Many lessons from the 1899-1902 War had been learnt, shown in the improved performance of the horse services during 1914-18. The health of animals was maintained at a higher standard than in any former war and remounts were supplied to all theaters of war and to armies of allied nations. At the end of hostilities nearly eight million animals had to be quickly disposed of, as humanely as possible, to bring the Army back to its peacetime requirements
" ... a fascinating read, where incredible amounts of research and considerable knowledge have been engaged and employed. If you have a passion for combat history and an interest in all things equestrian, this should be your one-stop shop." ~History of War

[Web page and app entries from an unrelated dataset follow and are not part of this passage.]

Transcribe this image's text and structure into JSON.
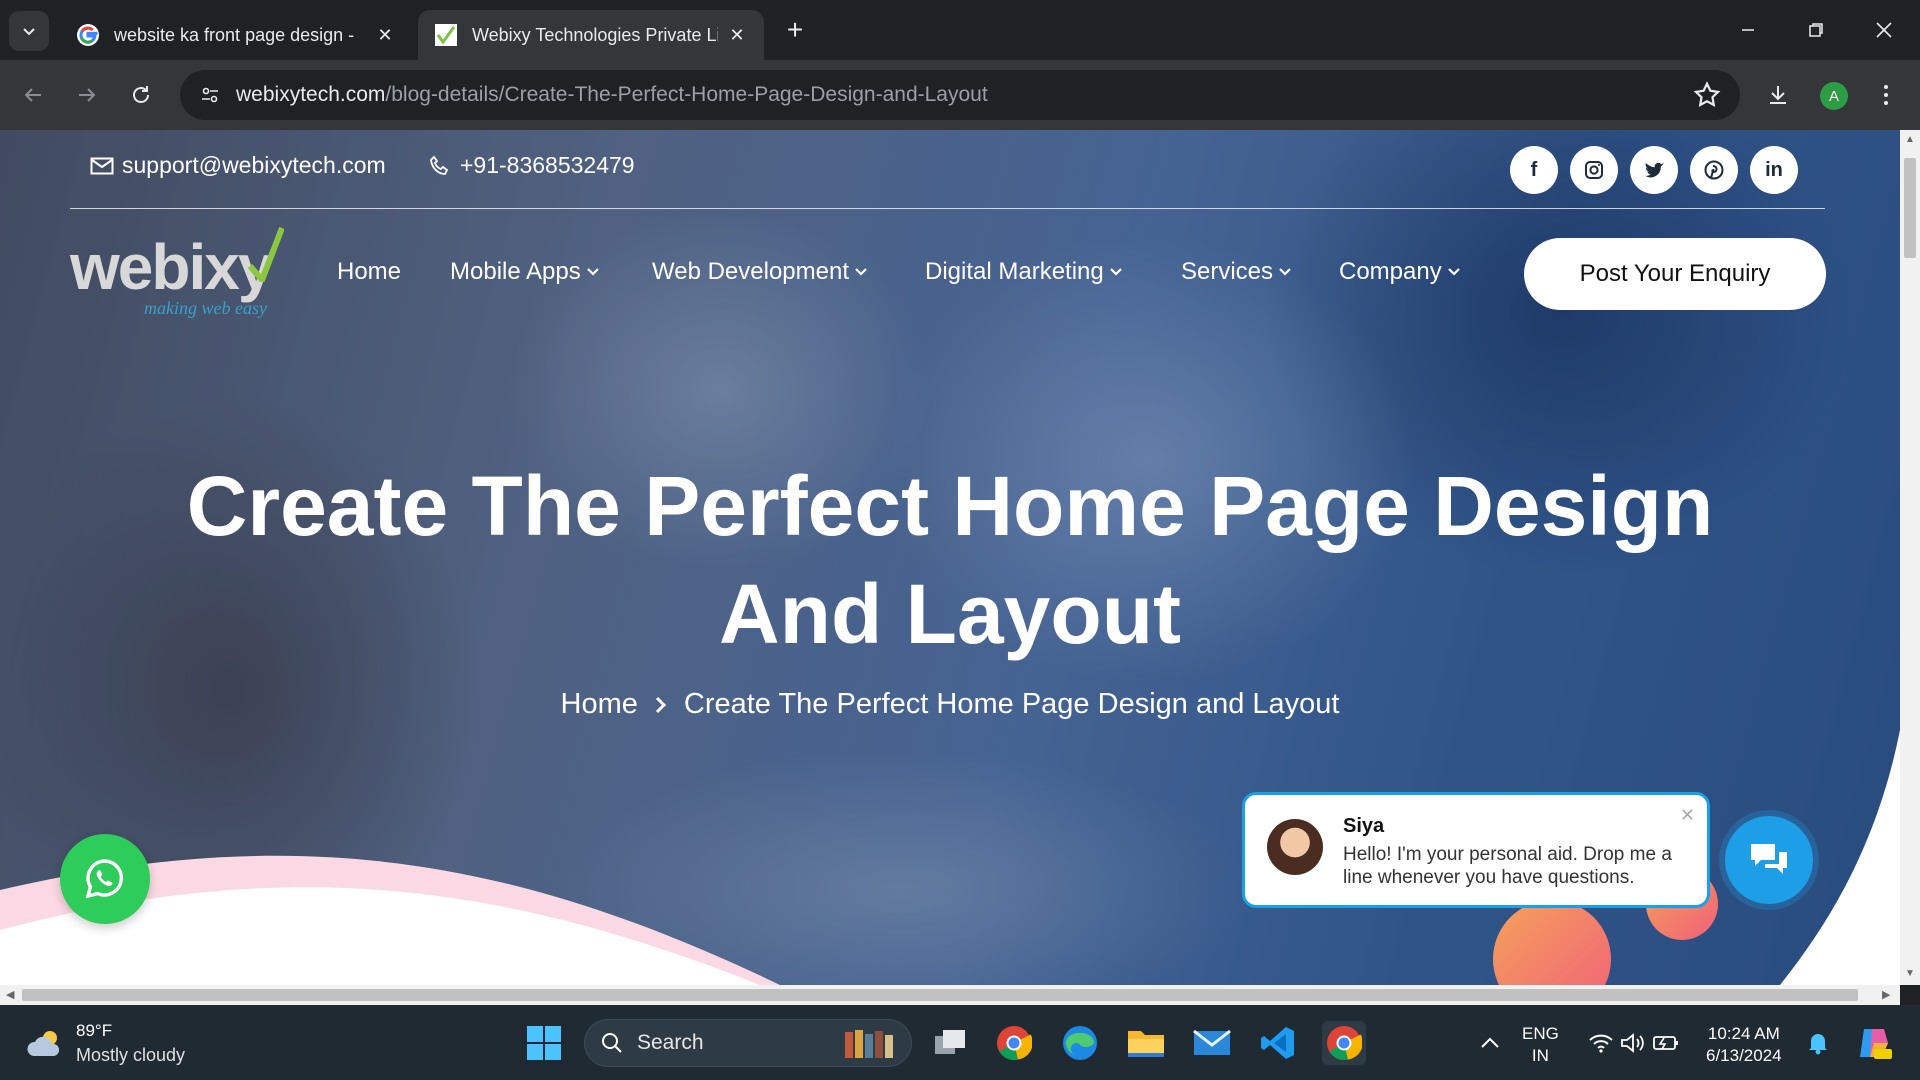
{
  "browser": {
    "tabs": [
      {
        "title": "website ka front page design - ",
        "active": false
      },
      {
        "title": "Webixy Technologies Private Lin",
        "active": true
      }
    ],
    "url_host": "webixytech.com",
    "url_path": "/blog-details/Create-The-Perfect-Home-Page-Design-and-Layout",
    "profile_initial": "A"
  },
  "topbar": {
    "email": "support@webixytech.com",
    "phone": "+91-8368532479",
    "social": [
      "facebook-icon",
      "instagram-icon",
      "twitter-icon",
      "pinterest-icon",
      "linkedin-icon"
    ]
  },
  "logo": {
    "word": "webixy",
    "tagline": "making web easy"
  },
  "nav": {
    "items": [
      "Home",
      "Mobile Apps",
      "Web Development",
      "Digital Marketing",
      "Services",
      "Company"
    ],
    "cta": "Post Your Enquiry"
  },
  "hero": {
    "title_line1": "Create The Perfect Home Page Design",
    "title_line2": "And Layout",
    "breadcrumb_home": "Home",
    "breadcrumb_current": "Create The Perfect Home Page Design and Layout"
  },
  "chat": {
    "name": "Siya",
    "message": "Hello! I'm your personal aid. Drop me a line whenever you have questions."
  },
  "taskbar": {
    "weather_temp": "89°F",
    "weather_desc": "Mostly cloudy",
    "search_placeholder": "Search",
    "lang_top": "ENG",
    "lang_bottom": "IN",
    "time": "10:24 AM",
    "date": "6/13/2024"
  },
  "colors": {
    "chrome_dark": "#202124",
    "chrome_toolbar": "#35363a",
    "whatsapp": "#2ecc5a",
    "chat_blue": "#1d9ee6",
    "taskbar": "#1f2a33"
  }
}
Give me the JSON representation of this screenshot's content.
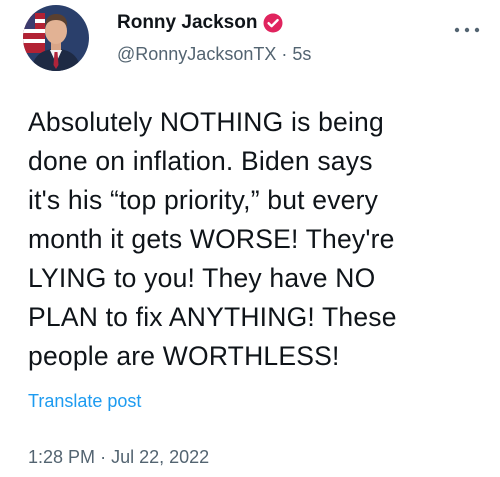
{
  "author": {
    "display_name": "Ronny Jackson",
    "handle": "@RonnyJacksonTX",
    "separator": "·",
    "relative_time": "5s"
  },
  "post": {
    "text_lines": [
      "Absolutely NOTHING is being",
      "done on inflation. Biden says",
      "it's his “top priority,” but every",
      "month it gets WORSE! They're",
      "LYING to you! They have NO",
      "PLAN to fix ANYTHING! These",
      "people are WORTHLESS!"
    ],
    "translate_label": "Translate post"
  },
  "meta": {
    "time": "1:28 PM",
    "separator": "·",
    "date": "Jul 22, 2022"
  },
  "icons": {
    "verified": "verified-badge-icon",
    "more": "more-options-icon"
  },
  "colors": {
    "text": "#0f1419",
    "secondary": "#536471",
    "link": "#1d9bf0",
    "verified_badge": "#e0245e"
  }
}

" .. an absolute delight to read ... Combining his practical and working knowledge of heavy horses this magnificent and heroic work is essential for anybody who wants all the facts in one tome ... The layout is perfect for studying or simply reading for enjoyment ... " ~Bulletin of the Military Historical Society
"Horsing the British Army is a noteworthy achievement, which well meets the criteria stated for the Wolverhampton series: it is new, innovative, research-based, and accessible to all who are interested. It will, presumably, continue the standard work on its subject for many years to come.”" ~Soldiers of the Queen
“… the first comprehensive study of the British Army’s horse services (Veterinary, Remount and ASC) between 1875-1925, including the 1899-1902 Anglo-Boer War and First World War.” ~Chiron Calling: The Magazine of the Royal Army Veterinary Corps
“ … certainly one of the best researched books I've read on army horses …” ~Stand To! The Journal of the Western Front Association
“ … a most scholarly book, with a mass of detail based upon an in-depth study of a wide range of sources … ~The Guards Magazine
“ … If you have any interest in military horses, you should buy this – it is unlikely to be bettered.” ~Society of Friends of the National Army Museum
“ … the significance of the subject and the enormous service Winton has done for historians in providing such a comprehensive account deserves full recognition. This is a really valuable contribution to the literature of the British Army before, during and after the First World War.” ~Journal of the Society for Army Historical Research
“This comprehensive and meticulously researched volume is a valuable addition to military history in general and to veterinary history in particular … as an account of ‘horsing the British army’ it is unsurpassed, and should be regarded as the definitive volume on the subject.” ~Veterinary History